▶ _What you need to do_
Copy all lines in the data that contain the string "jieyi".

▶ _Information given_
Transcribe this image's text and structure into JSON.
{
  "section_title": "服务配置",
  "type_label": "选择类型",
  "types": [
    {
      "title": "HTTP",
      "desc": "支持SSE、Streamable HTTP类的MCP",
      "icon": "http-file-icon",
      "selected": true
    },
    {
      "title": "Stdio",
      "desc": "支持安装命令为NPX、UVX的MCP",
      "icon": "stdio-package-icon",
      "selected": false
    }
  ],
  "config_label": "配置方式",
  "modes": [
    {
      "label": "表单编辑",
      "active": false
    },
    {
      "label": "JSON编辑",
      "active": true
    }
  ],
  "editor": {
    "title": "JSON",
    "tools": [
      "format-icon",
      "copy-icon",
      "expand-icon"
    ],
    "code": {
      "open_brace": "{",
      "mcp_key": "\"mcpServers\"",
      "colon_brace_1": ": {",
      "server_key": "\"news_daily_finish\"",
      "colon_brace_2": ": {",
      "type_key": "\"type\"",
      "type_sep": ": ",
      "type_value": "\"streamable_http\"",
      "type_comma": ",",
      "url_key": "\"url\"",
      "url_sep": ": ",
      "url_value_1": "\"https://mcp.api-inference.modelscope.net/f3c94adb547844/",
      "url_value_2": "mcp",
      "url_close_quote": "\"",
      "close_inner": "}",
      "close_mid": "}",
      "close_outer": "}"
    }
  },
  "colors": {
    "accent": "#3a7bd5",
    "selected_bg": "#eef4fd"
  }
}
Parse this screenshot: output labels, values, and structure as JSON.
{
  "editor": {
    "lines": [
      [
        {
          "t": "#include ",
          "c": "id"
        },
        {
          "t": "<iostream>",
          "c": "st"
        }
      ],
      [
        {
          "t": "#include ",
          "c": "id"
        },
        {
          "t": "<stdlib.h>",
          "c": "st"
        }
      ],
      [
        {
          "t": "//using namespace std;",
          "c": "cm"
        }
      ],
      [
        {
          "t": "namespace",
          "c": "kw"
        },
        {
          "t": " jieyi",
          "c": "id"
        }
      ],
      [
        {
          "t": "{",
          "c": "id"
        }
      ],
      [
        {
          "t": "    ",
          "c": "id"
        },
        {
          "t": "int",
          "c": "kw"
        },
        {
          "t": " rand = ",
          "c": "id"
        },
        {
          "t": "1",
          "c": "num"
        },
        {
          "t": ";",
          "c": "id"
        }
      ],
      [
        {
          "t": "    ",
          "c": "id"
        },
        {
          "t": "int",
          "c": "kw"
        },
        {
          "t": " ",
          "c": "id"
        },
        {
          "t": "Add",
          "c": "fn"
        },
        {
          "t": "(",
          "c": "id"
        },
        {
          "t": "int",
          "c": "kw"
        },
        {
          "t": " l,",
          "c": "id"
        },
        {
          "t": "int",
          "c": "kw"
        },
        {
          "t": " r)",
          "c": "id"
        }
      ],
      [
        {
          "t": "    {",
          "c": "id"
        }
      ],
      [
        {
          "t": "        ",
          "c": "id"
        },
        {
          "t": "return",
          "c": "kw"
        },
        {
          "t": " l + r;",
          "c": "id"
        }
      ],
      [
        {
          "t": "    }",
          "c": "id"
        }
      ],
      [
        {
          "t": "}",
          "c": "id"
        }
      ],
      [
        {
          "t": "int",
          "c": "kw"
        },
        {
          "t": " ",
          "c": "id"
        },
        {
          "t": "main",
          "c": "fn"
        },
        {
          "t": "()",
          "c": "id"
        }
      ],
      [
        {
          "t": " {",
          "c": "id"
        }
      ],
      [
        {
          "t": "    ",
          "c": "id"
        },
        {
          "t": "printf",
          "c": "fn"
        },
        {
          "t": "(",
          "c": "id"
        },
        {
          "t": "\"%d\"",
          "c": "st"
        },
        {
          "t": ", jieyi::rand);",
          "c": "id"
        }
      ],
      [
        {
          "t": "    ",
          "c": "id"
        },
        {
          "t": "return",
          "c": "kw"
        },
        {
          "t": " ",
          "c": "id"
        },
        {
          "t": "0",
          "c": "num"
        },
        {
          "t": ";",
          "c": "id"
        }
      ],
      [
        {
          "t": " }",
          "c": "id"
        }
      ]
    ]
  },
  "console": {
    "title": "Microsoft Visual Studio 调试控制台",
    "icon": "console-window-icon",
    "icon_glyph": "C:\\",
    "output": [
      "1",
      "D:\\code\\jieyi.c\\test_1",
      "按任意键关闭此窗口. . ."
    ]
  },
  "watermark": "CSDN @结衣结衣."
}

▶ _Final answer_
          "t": " jieyi",
          "t": ", jieyi::rand);",
      "D:\\code\\jieyi.c\\test_1",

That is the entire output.